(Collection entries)
—————

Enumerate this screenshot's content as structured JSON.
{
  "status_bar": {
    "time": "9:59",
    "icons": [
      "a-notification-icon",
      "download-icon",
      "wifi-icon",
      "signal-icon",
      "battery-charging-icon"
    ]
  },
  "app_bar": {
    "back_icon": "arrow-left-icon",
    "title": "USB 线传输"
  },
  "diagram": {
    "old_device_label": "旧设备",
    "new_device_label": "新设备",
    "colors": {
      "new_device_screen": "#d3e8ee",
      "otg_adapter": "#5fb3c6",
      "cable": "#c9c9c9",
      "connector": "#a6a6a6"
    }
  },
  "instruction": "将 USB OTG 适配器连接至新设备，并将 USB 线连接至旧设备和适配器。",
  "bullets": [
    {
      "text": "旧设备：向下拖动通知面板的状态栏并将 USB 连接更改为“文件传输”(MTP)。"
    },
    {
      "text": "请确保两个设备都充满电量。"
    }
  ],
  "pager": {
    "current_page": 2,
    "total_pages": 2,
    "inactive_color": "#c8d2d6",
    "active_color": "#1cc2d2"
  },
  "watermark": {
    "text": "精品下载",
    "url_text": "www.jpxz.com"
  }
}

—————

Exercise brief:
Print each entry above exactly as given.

Response:
Enumerate this screenshot's content as structured JSON.
{
  "status_bar": {
    "time": "9:59",
    "icons": [
      "a-notification-icon",
      "download-icon",
      "wifi-icon",
      "signal-icon",
      "battery-charging-icon"
    ]
  },
  "app_bar": {
    "back_icon": "arrow-left-icon",
    "title": "USB 线传输"
  },
  "diagram": {
    "old_device_label": "旧设备",
    "new_device_label": "新设备",
    "colors": {
      "new_device_screen": "#d3e8ee",
      "otg_adapter": "#5fb3c6",
      "cable": "#c9c9c9",
      "connector": "#a6a6a6"
    }
  },
  "instruction": "将 USB OTG 适配器连接至新设备，并将 USB 线连接至旧设备和适配器。",
  "bullets": [
    {
      "text": "旧设备：向下拖动通知面板的状态栏并将 USB 连接更改为“文件传输”(MTP)。"
    },
    {
      "text": "请确保两个设备都充满电量。"
    }
  ],
  "pager": {
    "current_page": 2,
    "total_pages": 2,
    "inactive_color": "#c8d2d6",
    "active_color": "#1cc2d2"
  },
  "watermark": {
    "text": "精品下载",
    "url_text": "www.jpxz.com"
  }
}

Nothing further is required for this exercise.